For Now and Forever: Healing, Gardens and the Gift of Endowment


For Now and Forever: Healing, Gardens and the Gift of Endowment

Murray Hunter

If you were to visit the Cody Centre halfway house today, you would see a beautiful rock at the foot of a tree planted by the Julia Hunter Fund inscribed with a powerful sentence:

“We believe that out of human suffering may come healing, out of death comes new life.”

The tragedy of his daughter Julia’s sudden death devastated Murray Hunter, but a desire to heal and help others was born.

“First thing I did was call the Foundation,” says Murray, “I spoke to President & CEO, Martha Powell, and she suggested that the fund should have a narrow focus. I liked gardening, so I thought if I focused on that, I could start the healing process.”

Since its creation in 2005, the Julia Hunter Fund has helped fund a number of initiatives across London. From planting a tree at St. Leonard’s Cody Centre, to developing a garden for Banting House National Historic Site, Murray’s green thumbprint can be seen throughout our community.

To Murray, though, it’s not always just about having ideas and starting projects - it’s also about how you implement them.

A few years ago, Murray decided to begin the Gardens4Bees project - an initiative to plant pollinator gardens to support the struggling bee population.  

“The bees were in trouble a few years ago, so we started planting pollination gardens,” says Murray, “We wanted to infuse our overall motto into each one: Design. Culture. Community Development. Environment.”

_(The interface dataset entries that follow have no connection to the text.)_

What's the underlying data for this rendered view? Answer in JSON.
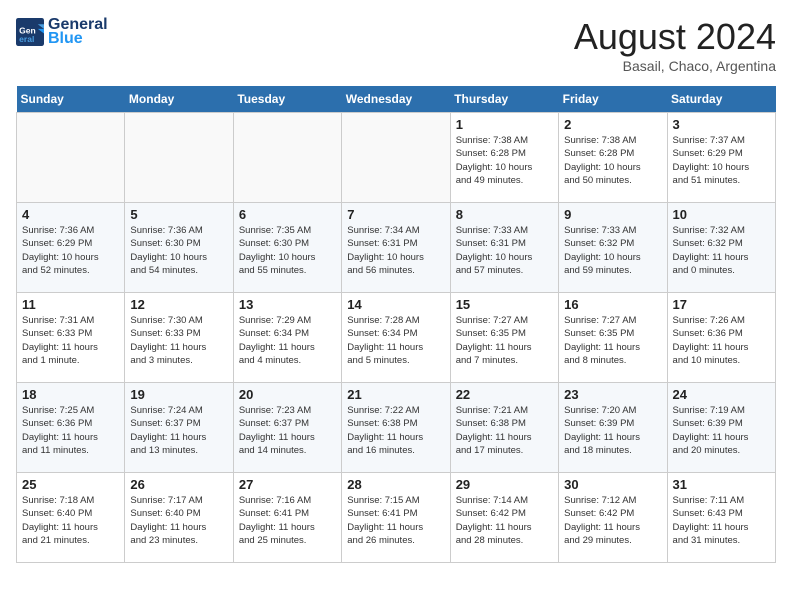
{
  "header": {
    "logo_line1": "General",
    "logo_line2": "Blue",
    "month_title": "August 2024",
    "location": "Basail, Chaco, Argentina"
  },
  "weekdays": [
    "Sunday",
    "Monday",
    "Tuesday",
    "Wednesday",
    "Thursday",
    "Friday",
    "Saturday"
  ],
  "weeks": [
    [
      {
        "day": "",
        "text": ""
      },
      {
        "day": "",
        "text": ""
      },
      {
        "day": "",
        "text": ""
      },
      {
        "day": "",
        "text": ""
      },
      {
        "day": "1",
        "text": "Sunrise: 7:38 AM\nSunset: 6:28 PM\nDaylight: 10 hours\nand 49 minutes."
      },
      {
        "day": "2",
        "text": "Sunrise: 7:38 AM\nSunset: 6:28 PM\nDaylight: 10 hours\nand 50 minutes."
      },
      {
        "day": "3",
        "text": "Sunrise: 7:37 AM\nSunset: 6:29 PM\nDaylight: 10 hours\nand 51 minutes."
      }
    ],
    [
      {
        "day": "4",
        "text": "Sunrise: 7:36 AM\nSunset: 6:29 PM\nDaylight: 10 hours\nand 52 minutes."
      },
      {
        "day": "5",
        "text": "Sunrise: 7:36 AM\nSunset: 6:30 PM\nDaylight: 10 hours\nand 54 minutes."
      },
      {
        "day": "6",
        "text": "Sunrise: 7:35 AM\nSunset: 6:30 PM\nDaylight: 10 hours\nand 55 minutes."
      },
      {
        "day": "7",
        "text": "Sunrise: 7:34 AM\nSunset: 6:31 PM\nDaylight: 10 hours\nand 56 minutes."
      },
      {
        "day": "8",
        "text": "Sunrise: 7:33 AM\nSunset: 6:31 PM\nDaylight: 10 hours\nand 57 minutes."
      },
      {
        "day": "9",
        "text": "Sunrise: 7:33 AM\nSunset: 6:32 PM\nDaylight: 10 hours\nand 59 minutes."
      },
      {
        "day": "10",
        "text": "Sunrise: 7:32 AM\nSunset: 6:32 PM\nDaylight: 11 hours\nand 0 minutes."
      }
    ],
    [
      {
        "day": "11",
        "text": "Sunrise: 7:31 AM\nSunset: 6:33 PM\nDaylight: 11 hours\nand 1 minute."
      },
      {
        "day": "12",
        "text": "Sunrise: 7:30 AM\nSunset: 6:33 PM\nDaylight: 11 hours\nand 3 minutes."
      },
      {
        "day": "13",
        "text": "Sunrise: 7:29 AM\nSunset: 6:34 PM\nDaylight: 11 hours\nand 4 minutes."
      },
      {
        "day": "14",
        "text": "Sunrise: 7:28 AM\nSunset: 6:34 PM\nDaylight: 11 hours\nand 5 minutes."
      },
      {
        "day": "15",
        "text": "Sunrise: 7:27 AM\nSunset: 6:35 PM\nDaylight: 11 hours\nand 7 minutes."
      },
      {
        "day": "16",
        "text": "Sunrise: 7:27 AM\nSunset: 6:35 PM\nDaylight: 11 hours\nand 8 minutes."
      },
      {
        "day": "17",
        "text": "Sunrise: 7:26 AM\nSunset: 6:36 PM\nDaylight: 11 hours\nand 10 minutes."
      }
    ],
    [
      {
        "day": "18",
        "text": "Sunrise: 7:25 AM\nSunset: 6:36 PM\nDaylight: 11 hours\nand 11 minutes."
      },
      {
        "day": "19",
        "text": "Sunrise: 7:24 AM\nSunset: 6:37 PM\nDaylight: 11 hours\nand 13 minutes."
      },
      {
        "day": "20",
        "text": "Sunrise: 7:23 AM\nSunset: 6:37 PM\nDaylight: 11 hours\nand 14 minutes."
      },
      {
        "day": "21",
        "text": "Sunrise: 7:22 AM\nSunset: 6:38 PM\nDaylight: 11 hours\nand 16 minutes."
      },
      {
        "day": "22",
        "text": "Sunrise: 7:21 AM\nSunset: 6:38 PM\nDaylight: 11 hours\nand 17 minutes."
      },
      {
        "day": "23",
        "text": "Sunrise: 7:20 AM\nSunset: 6:39 PM\nDaylight: 11 hours\nand 18 minutes."
      },
      {
        "day": "24",
        "text": "Sunrise: 7:19 AM\nSunset: 6:39 PM\nDaylight: 11 hours\nand 20 minutes."
      }
    ],
    [
      {
        "day": "25",
        "text": "Sunrise: 7:18 AM\nSunset: 6:40 PM\nDaylight: 11 hours\nand 21 minutes."
      },
      {
        "day": "26",
        "text": "Sunrise: 7:17 AM\nSunset: 6:40 PM\nDaylight: 11 hours\nand 23 minutes."
      },
      {
        "day": "27",
        "text": "Sunrise: 7:16 AM\nSunset: 6:41 PM\nDaylight: 11 hours\nand 25 minutes."
      },
      {
        "day": "28",
        "text": "Sunrise: 7:15 AM\nSunset: 6:41 PM\nDaylight: 11 hours\nand 26 minutes."
      },
      {
        "day": "29",
        "text": "Sunrise: 7:14 AM\nSunset: 6:42 PM\nDaylight: 11 hours\nand 28 minutes."
      },
      {
        "day": "30",
        "text": "Sunrise: 7:12 AM\nSunset: 6:42 PM\nDaylight: 11 hours\nand 29 minutes."
      },
      {
        "day": "31",
        "text": "Sunrise: 7:11 AM\nSunset: 6:43 PM\nDaylight: 11 hours\nand 31 minutes."
      }
    ]
  ]
}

The St. Paul’s Cathedral pollination garden is a perfect example of Murray’s commitment to thoughtful and meaningful design.

Murray Hunter

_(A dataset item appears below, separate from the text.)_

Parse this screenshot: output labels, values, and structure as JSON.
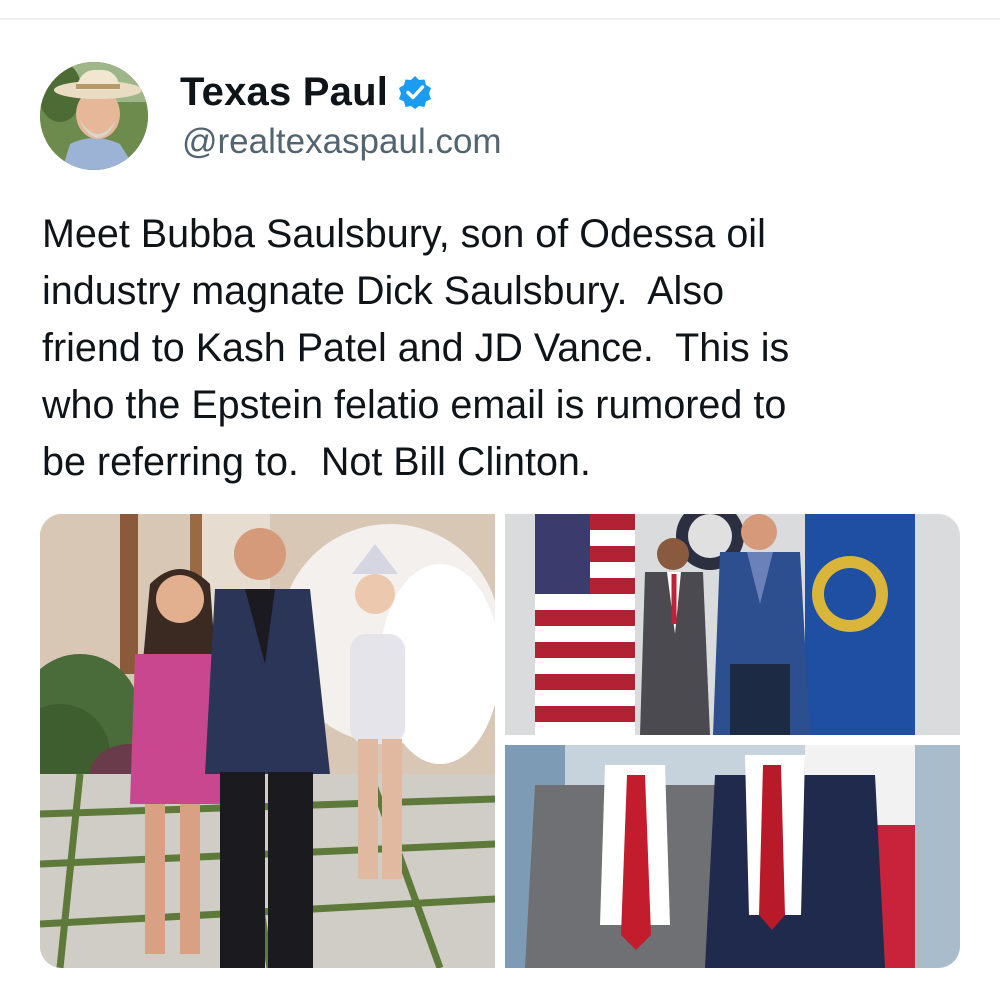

“At the base of their electronic sign is one of our gardens, and even in winter you can kind of see a curved spiral to it,” says Murray, “That spiral is based on something called the Fibonacci sequence of numbers.”

The Fibonacci sequence is a string of numbers that follow a pattern related to the Golden Ratio, a number present in many aspects of the natural world, from the layout of flower petals to the number of branches on a tree.

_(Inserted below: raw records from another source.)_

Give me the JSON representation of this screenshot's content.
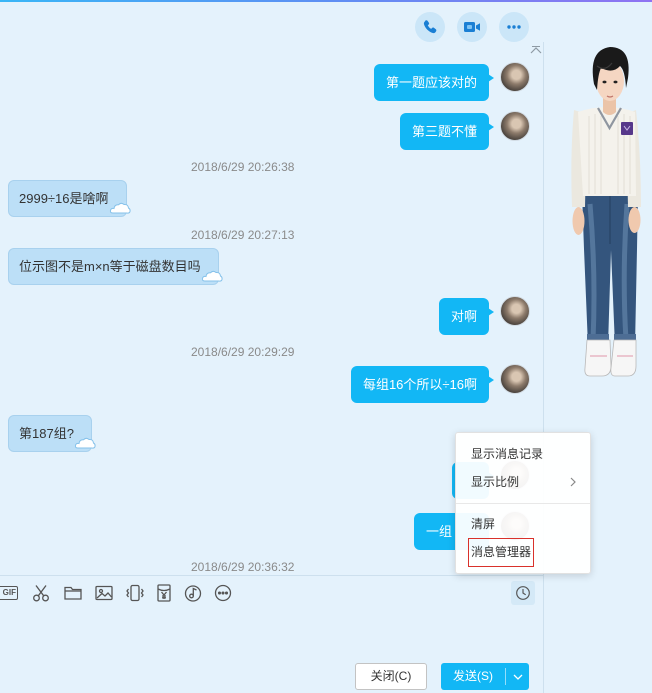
{
  "theme": {
    "background": "#e4f2fc",
    "accent": "#12b7f5",
    "incoming_bubble": "#bcdff7",
    "menu_highlight_border": "#d9312b"
  },
  "header": {
    "actions": [
      {
        "icon": "phone-icon"
      },
      {
        "icon": "video-icon"
      },
      {
        "icon": "more-icon"
      }
    ],
    "collapse_icon": "chevron-up-icon"
  },
  "chat": [
    {
      "text": "第一题应该对的",
      "outgoing": true
    },
    {
      "text": "第三题不懂",
      "outgoing": true
    },
    {
      "time": "2018/6/29 20:26:38"
    },
    {
      "text": "2999÷16是啥啊",
      "outgoing": false
    },
    {
      "time": "2018/6/29 20:27:13"
    },
    {
      "text": "位示图不是m×n等于磁盘数目吗",
      "outgoing": false
    },
    {
      "text": "对啊",
      "outgoing": true
    },
    {
      "time": "2018/6/29 20:29:29"
    },
    {
      "text": "每组16个所以÷16啊",
      "outgoing": true
    },
    {
      "text": "第187组?",
      "outgoing": false
    },
    {
      "text": "",
      "outgoing": true
    },
    {
      "text": "一组",
      "outgoing": true
    },
    {
      "time": "2018/6/29 20:36:32"
    }
  ],
  "toolbar": {
    "gif_label": "GIF",
    "items": [
      "gif-icon",
      "scissors-icon",
      "folder-icon",
      "image-icon",
      "vibrate-icon",
      "red-envelope-icon",
      "music-icon",
      "more-icon"
    ],
    "history_icon": "clock-icon"
  },
  "buttons": {
    "close_label": "关闭(C)",
    "send_label": "发送(S)",
    "send_menu_icon": "chevron-down-icon"
  },
  "context_menu": {
    "items": [
      {
        "label": "显示消息记录"
      },
      {
        "label": "显示比例",
        "submenu_icon": "chevron-right-icon"
      },
      {
        "label": "清屏"
      },
      {
        "label": "消息管理器",
        "highlighted": true
      }
    ]
  }
}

While this is just one example of the thought Murray puts into each of his designs, he also makes sure the Fund donates to the right projects, something the flexibility of LCF allows him to do.

The Julia Hunter Fund’s most recent project, a green roof by the sanctuary at Victoria Hospital, aims to help with healing in a way physicians can’t.

“I was visiting the hospital and decided to have a look at the sanctuary. I’ve spent a lot of time at others in the past,” says Murray, “The room itself was fine, but what you look out on is just gravel and plastic, and I was thinking ‘this is not helping folks.’ So I thought we needed something better.”

The Victoria Hospital green roof is just the first among many projects planned for the year, and he’s hoping that his portfolio will help LCF give in his name long after he’s passed away.

“In my will, I’ve designated a percentage of my estate to go into this fund,” says Murray, “And I’ve tried to, more or less, write the terms with my projects. The Foundation will keep giving on my behalf after I’m gone based on the kinds of things I’ve done in the past. I know it’s going to be used wisely.”

Nick Walling